The freshly fallen snow was untouched before me, the winter "blanket" we mention all too often. I've spent many hours this year searching for tracks in the snow on my daily walks, but today, there just was nothing to find. I was blazing a trail.
From time to time, I was forced to hop onto a ridge of snow, as I heard noises to my rear, and I wanted to see what they were. The sky was slate gray from end to end, but the snow had finally stopped for the day, after leaving about seven inches on top of whatever it was that was left from all the other storms. And there's more on the way later this week.
Onward I pushed, one task in mind, one goal to reach. I looked both ways and crossed the major trail through the area. Although the snow was relatively light, I had no idea what was underfoot with every move forward. I slipped and slid, but then, finally I found the quarry for which I had been searching: the mailbox. It had been eight minutes.

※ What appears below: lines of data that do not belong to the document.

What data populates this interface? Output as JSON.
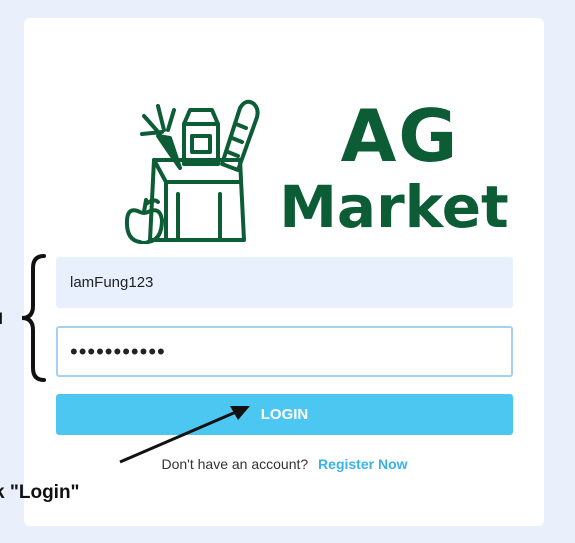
{
  "brand": {
    "line1": "AG",
    "line2": "Market",
    "color": "#0c5c36"
  },
  "login_form": {
    "username_value": "lamFung123",
    "password_value": "•••••••••••",
    "login_label": "LOGIN",
    "no_account_text": "Don't have an account?",
    "register_label": "Register Now"
  },
  "annotations": {
    "left_label": "il",
    "bottom_label": "k \"Login\""
  },
  "colors": {
    "background": "#e9f0fb",
    "button": "#4cc7f2",
    "link": "#3bb2e6"
  },
  "icons": {
    "logo": "grocery-bag-icon"
  }
}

Down with a cold that developed late yesterday afternoon, I figured I should stick close to home. Doesn't it always happen this way? I have a day off from work, so I caught a cold and seven inches of snow fell throughout the day. A thought struck me as I walked, or, rather, as I paused to watch a red-tailed hawk fly overhead. Is this stretch of bad weather for the northeast a reflection of the economoic downturn? World War II was known for bad weather globally. The Great Depression was marked by the "dust bowl" years, when farmers out west couldn't grow anything because of unusually arid conditions and terrible dust storms. And during the Middle Ages, as one of my favorite professors at UMASS used to say, the weather was up in the air.
Too much thinking. Time to go beat the cold.
Time: 30 minutes.
New species: None.
Stranger hellos: 2 (32)
More accomplishments for the day: shoveled out both cars; read 50 pages in Beavertail Light Station by Varoujan Karentz; answered dozens of emails that have been waiting for my attention.